So Sue B. took charge of leading our group in this QAL, even giving us a schedule for what blocks we should complete each month, and making templates for us all to use. I was worried because I missed January’s meeting and so already was a month late on the schedule, which can really mess with my mind on a thing like this. January was the month I was supposed to be completing like 25 pinwheels and a bunch of tiny churn dashes, etc. I figured I’d never catch up and so I didn’t try.
Fast forward to April and I had an idea in mind for how I very generally wanted my MSW to turn out. So I made some fabric choices for the pinwheels and figured I’d at least get those done. I got about half completed. It took me a solid day. I figured there was no way I’d keep going, but I still had 8 months to think about it.
At the beginning of June, I attended a weekend long quilt retreat with the Guild and say across from the one member who had already finished (completely by hand) her My Small World. I had brought along my materials and pattern, and although I still didn’t get any further, I renewed my commitment. If Suzanne could complete hers in 6 months, I could too. The second half of the year.
I am much farther along toward my goal after the last 3 days and it is seeming very possible. So I’ll tell you how I did it over a series of posts because I’m excited for more people to create their own versions of this intricate and personal project.
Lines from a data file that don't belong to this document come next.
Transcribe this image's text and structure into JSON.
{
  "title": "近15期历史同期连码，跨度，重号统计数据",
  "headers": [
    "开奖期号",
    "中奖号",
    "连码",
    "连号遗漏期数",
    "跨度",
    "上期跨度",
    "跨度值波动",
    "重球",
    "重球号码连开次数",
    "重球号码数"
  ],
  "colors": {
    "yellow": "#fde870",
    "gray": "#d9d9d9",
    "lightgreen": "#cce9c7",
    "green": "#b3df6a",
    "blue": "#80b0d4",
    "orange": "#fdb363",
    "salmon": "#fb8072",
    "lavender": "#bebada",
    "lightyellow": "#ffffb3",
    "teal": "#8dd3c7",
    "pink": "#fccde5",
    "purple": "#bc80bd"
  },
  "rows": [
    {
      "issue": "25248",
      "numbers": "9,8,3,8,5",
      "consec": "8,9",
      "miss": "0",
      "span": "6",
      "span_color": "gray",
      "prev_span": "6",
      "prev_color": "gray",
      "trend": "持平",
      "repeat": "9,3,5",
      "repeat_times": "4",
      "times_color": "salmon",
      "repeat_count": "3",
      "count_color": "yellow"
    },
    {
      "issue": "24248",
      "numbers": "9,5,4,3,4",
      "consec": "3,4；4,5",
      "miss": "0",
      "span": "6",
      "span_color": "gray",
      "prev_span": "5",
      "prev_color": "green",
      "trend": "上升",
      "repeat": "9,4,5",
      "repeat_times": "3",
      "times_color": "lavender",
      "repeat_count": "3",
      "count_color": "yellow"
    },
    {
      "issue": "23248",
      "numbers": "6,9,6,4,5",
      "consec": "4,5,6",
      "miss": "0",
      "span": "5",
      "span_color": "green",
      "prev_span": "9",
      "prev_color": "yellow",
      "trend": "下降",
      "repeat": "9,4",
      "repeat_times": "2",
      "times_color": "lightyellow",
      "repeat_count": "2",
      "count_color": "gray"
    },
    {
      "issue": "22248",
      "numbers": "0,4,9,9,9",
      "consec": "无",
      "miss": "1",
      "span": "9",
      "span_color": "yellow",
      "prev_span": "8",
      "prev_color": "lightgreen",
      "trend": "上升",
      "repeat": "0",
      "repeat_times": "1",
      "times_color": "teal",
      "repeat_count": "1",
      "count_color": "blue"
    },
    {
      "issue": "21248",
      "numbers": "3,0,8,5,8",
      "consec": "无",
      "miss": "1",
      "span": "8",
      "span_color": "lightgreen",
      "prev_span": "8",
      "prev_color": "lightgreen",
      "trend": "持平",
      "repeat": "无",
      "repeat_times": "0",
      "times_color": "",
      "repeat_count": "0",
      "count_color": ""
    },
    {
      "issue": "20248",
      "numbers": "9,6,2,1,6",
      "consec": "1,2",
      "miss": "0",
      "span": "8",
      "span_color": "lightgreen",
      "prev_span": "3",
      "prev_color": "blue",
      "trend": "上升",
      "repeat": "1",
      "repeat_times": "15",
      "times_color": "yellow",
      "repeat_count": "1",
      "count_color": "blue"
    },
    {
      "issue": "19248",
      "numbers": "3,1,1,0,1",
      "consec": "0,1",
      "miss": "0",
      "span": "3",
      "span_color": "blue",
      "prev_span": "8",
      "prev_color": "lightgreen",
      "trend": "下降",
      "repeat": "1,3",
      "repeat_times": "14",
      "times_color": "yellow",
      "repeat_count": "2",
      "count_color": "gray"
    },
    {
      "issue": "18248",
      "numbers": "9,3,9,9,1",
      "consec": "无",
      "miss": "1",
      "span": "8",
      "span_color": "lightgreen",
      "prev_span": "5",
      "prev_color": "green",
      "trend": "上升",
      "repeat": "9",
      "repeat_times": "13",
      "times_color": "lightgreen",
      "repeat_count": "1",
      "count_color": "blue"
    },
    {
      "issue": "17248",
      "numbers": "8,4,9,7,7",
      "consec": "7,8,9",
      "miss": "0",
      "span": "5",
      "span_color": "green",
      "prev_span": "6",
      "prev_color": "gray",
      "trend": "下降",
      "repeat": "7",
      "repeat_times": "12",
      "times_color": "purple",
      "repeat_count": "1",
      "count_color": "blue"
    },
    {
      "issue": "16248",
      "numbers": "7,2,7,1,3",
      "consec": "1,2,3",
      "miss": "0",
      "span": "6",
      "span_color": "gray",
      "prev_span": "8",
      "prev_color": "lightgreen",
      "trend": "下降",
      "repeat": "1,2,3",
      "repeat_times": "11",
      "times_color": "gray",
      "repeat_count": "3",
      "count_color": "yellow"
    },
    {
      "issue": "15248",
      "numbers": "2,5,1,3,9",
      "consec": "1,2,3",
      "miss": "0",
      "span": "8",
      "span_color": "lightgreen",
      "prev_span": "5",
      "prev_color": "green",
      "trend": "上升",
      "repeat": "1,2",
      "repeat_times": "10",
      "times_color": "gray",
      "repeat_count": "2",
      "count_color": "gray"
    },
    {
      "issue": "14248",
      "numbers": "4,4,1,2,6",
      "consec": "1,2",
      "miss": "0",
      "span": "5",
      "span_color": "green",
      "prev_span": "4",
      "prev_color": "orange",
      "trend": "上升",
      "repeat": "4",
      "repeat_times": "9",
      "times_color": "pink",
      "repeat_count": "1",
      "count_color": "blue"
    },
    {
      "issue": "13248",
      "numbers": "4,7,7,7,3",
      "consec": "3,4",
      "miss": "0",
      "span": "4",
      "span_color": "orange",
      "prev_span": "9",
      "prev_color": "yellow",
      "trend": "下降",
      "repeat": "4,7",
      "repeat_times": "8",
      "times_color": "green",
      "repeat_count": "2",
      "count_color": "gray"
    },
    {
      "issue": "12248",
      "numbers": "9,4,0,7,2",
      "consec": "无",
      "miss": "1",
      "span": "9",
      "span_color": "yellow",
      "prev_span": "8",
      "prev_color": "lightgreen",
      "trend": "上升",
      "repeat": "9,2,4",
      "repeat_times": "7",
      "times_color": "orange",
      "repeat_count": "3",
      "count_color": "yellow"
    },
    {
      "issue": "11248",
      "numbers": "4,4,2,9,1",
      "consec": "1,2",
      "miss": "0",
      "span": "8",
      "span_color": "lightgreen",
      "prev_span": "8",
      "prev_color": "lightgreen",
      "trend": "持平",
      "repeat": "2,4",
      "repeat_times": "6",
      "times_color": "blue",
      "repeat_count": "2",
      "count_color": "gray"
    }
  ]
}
Stay tuned.
I finally took a longarm class in order to rent time on a longarm machine at The Quilted Rose, here in San Diego. I would now like to offer up my right kidney to the highest bidder so that I can purchase a longarm machine and use it everyday. The machines at TQR are pretty old and huge, and when I rented time, they actually gave me the clunkiest one. I was not super pleased about that, but it did not deter me from longarm quilting in the slightest. It just made me google my other San Diego county options.
So my pieced quilt began with the central fairies fabric which is an out of print Alexander Henry print that I had no idea what to do with, but loved intensely and purchased from an etsy seller that specializes in out of print goodies. Then after our guild (SDMQG) did a Lizzy House challenge during Lizzy house’s visit, I was inspired by my fellow runner up (yes! I was totally a runner up!) and her Unicornio quilt. It was a large scale log cabin with a variety of colors and featuring a Lizzy house unicorn right smack dab in the center.
So I have been adding rich log cabin walls around these mysterious fairies slowly slowly slowly.
If you look closely at the quilting, you’ll see that I basically tried everything I had practiced on paper from An Angela Walters book that I have, Shape by Shape. And it’s very beginner, but again, that machine was a rickety pile, so I am not totally to blame. And the prints are so busy, it doesn’t matter at all. I see it as a longarm sampler for me, and my daughter loves it on her bottom bunk (for when friends come to sleep over, she tells me). It couldn’t possibly go on the top bunk because, speaking of Lizzy House, that spot is reserved for the forthcoming Meadow Quilt (top is already complete!)